> [Work to complete]: Write out every entry exactly; the pictures do not belong in the copy.

> [Data to examine]:

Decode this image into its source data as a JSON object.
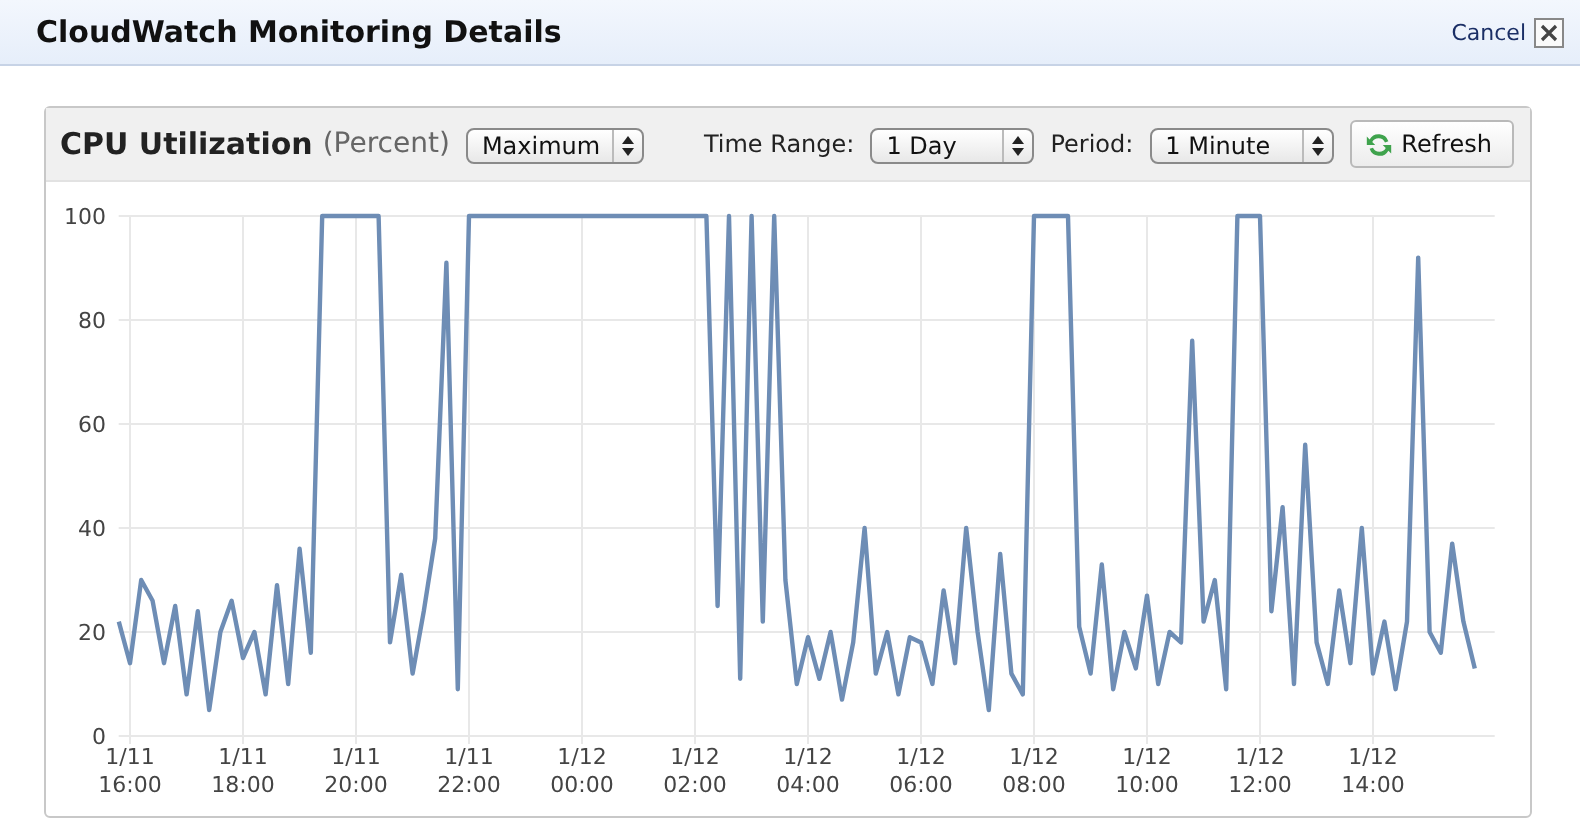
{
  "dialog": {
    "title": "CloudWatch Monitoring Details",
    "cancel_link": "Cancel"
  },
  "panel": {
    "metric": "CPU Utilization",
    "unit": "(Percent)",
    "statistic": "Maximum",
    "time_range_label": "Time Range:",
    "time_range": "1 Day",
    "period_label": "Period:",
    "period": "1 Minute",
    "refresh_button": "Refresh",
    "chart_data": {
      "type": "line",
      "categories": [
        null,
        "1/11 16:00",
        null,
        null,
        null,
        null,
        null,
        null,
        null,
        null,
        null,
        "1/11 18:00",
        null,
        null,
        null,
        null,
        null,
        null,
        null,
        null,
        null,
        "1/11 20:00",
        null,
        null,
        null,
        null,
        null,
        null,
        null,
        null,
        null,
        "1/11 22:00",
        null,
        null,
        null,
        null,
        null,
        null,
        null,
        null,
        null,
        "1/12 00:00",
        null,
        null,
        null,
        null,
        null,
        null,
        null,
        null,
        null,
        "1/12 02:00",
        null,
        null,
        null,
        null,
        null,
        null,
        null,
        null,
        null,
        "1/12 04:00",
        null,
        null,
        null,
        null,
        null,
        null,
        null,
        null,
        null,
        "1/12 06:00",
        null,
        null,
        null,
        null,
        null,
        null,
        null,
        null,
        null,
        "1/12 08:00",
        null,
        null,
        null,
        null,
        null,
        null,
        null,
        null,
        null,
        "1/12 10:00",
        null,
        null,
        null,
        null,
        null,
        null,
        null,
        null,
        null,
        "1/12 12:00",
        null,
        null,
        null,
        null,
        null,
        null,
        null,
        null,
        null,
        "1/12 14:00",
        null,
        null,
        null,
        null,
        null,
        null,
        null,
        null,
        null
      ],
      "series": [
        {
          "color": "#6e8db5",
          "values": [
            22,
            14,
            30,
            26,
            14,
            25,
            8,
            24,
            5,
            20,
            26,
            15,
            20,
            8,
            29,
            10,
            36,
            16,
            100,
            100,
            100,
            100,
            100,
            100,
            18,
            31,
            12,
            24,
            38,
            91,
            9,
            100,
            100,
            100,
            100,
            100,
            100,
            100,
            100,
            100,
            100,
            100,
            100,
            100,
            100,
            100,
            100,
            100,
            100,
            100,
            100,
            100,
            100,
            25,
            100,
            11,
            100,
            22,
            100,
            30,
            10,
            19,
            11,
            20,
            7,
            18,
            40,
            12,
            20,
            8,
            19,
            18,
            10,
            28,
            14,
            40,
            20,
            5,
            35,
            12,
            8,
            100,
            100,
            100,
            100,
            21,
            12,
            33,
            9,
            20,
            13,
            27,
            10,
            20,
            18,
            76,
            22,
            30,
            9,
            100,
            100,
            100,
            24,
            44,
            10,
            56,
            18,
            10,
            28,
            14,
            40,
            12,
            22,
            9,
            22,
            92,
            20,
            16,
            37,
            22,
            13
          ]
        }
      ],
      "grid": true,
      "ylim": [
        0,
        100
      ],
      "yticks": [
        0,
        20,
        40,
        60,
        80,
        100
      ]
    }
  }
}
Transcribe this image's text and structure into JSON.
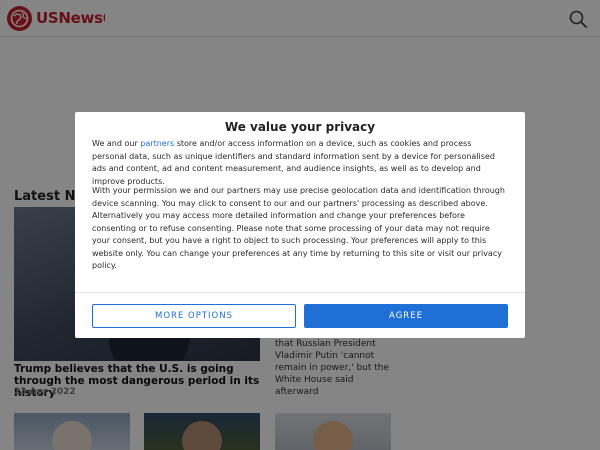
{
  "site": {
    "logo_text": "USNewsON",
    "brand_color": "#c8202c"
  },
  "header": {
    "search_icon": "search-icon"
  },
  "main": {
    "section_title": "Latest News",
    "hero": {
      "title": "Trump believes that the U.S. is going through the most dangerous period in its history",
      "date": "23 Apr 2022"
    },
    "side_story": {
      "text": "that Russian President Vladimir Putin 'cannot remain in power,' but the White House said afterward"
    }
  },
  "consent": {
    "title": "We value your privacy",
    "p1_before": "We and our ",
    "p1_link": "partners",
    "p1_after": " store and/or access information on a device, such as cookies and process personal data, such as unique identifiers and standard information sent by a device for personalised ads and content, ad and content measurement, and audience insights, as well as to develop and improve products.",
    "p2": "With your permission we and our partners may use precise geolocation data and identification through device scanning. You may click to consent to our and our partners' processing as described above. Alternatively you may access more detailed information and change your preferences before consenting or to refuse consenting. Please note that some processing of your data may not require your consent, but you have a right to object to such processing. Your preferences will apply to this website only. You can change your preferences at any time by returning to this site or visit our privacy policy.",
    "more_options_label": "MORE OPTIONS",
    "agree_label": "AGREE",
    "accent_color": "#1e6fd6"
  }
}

> [Solved problem]:
Decode this image into its source data as a JSON object.
{
  "dialog": {
    "title": "CloudWatch Monitoring Details",
    "cancel_link": "Cancel"
  },
  "panel": {
    "metric": "CPU Utilization",
    "unit": "(Percent)",
    "statistic": "Maximum",
    "time_range_label": "Time Range:",
    "time_range": "1 Day",
    "period_label": "Period:",
    "period": "1 Minute",
    "refresh_button": "Refresh",
    "chart_data": {
      "type": "line",
      "categories": [
        null,
        "1/11 16:00",
        null,
        null,
        null,
        null,
        null,
        null,
        null,
        null,
        null,
        "1/11 18:00",
        null,
        null,
        null,
        null,
        null,
        null,
        null,
        null,
        null,
        "1/11 20:00",
        null,
        null,
        null,
        null,
        null,
        null,
        null,
        null,
        null,
        "1/11 22:00",
        null,
        null,
        null,
        null,
        null,
        null,
        null,
        null,
        null,
        "1/12 00:00",
        null,
        null,
        null,
        null,
        null,
        null,
        null,
        null,
        null,
        "1/12 02:00",
        null,
        null,
        null,
        null,
        null,
        null,
        null,
        null,
        null,
        "1/12 04:00",
        null,
        null,
        null,
        null,
        null,
        null,
        null,
        null,
        null,
        "1/12 06:00",
        null,
        null,
        null,
        null,
        null,
        null,
        null,
        null,
        null,
        "1/12 08:00",
        null,
        null,
        null,
        null,
        null,
        null,
        null,
        null,
        null,
        "1/12 10:00",
        null,
        null,
        null,
        null,
        null,
        null,
        null,
        null,
        null,
        "1/12 12:00",
        null,
        null,
        null,
        null,
        null,
        null,
        null,
        null,
        null,
        "1/12 14:00",
        null,
        null,
        null,
        null,
        null,
        null,
        null,
        null,
        null
      ],
      "series": [
        {
          "color": "#6e8db5",
          "values": [
            22,
            14,
            30,
            26,
            14,
            25,
            8,
            24,
            5,
            20,
            26,
            15,
            20,
            8,
            29,
            10,
            36,
            16,
            100,
            100,
            100,
            100,
            100,
            100,
            18,
            31,
            12,
            24,
            38,
            91,
            9,
            100,
            100,
            100,
            100,
            100,
            100,
            100,
            100,
            100,
            100,
            100,
            100,
            100,
            100,
            100,
            100,
            100,
            100,
            100,
            100,
            100,
            100,
            25,
            100,
            11,
            100,
            22,
            100,
            30,
            10,
            19,
            11,
            20,
            7,
            18,
            40,
            12,
            20,
            8,
            19,
            18,
            10,
            28,
            14,
            40,
            20,
            5,
            35,
            12,
            8,
            100,
            100,
            100,
            100,
            21,
            12,
            33,
            9,
            20,
            13,
            27,
            10,
            20,
            18,
            76,
            22,
            30,
            9,
            100,
            100,
            100,
            24,
            44,
            10,
            56,
            18,
            10,
            28,
            14,
            40,
            12,
            22,
            9,
            22,
            92,
            20,
            16,
            37,
            22,
            13
          ]
        }
      ],
      "grid": true,
      "ylim": [
        0,
        100
      ],
      "yticks": [
        0,
        20,
        40,
        60,
        80,
        100
      ]
    }
  }
}
Transcribe this image's text and structure into JSON.
{
  "site": {
    "logo_text": "USNewsON",
    "brand_color": "#c8202c"
  },
  "header": {
    "search_icon": "search-icon"
  },
  "main": {
    "section_title": "Latest News",
    "hero": {
      "title": "Trump believes that the U.S. is going through the most dangerous period in its history",
      "date": "23 Apr 2022"
    },
    "side_story": {
      "text": "that Russian President Vladimir Putin 'cannot remain in power,' but the White House said afterward"
    }
  },
  "consent": {
    "title": "We value your privacy",
    "p1_before": "We and our ",
    "p1_link": "partners",
    "p1_after": " store and/or access information on a device, such as cookies and process personal data, such as unique identifiers and standard information sent by a device for personalised ads and content, ad and content measurement, and audience insights, as well as to develop and improve products.",
    "p2": "With your permission we and our partners may use precise geolocation data and identification through device scanning. You may click to consent to our and our partners' processing as described above. Alternatively you may access more detailed information and change your preferences before consenting or to refuse consenting. Please note that some processing of your data may not require your consent, but you have a right to object to such processing. Your preferences will apply to this website only. You can change your preferences at any time by returning to this site or visit our privacy policy.",
    "more_options_label": "MORE OPTIONS",
    "agree_label": "AGREE",
    "accent_color": "#1e6fd6"
  }
}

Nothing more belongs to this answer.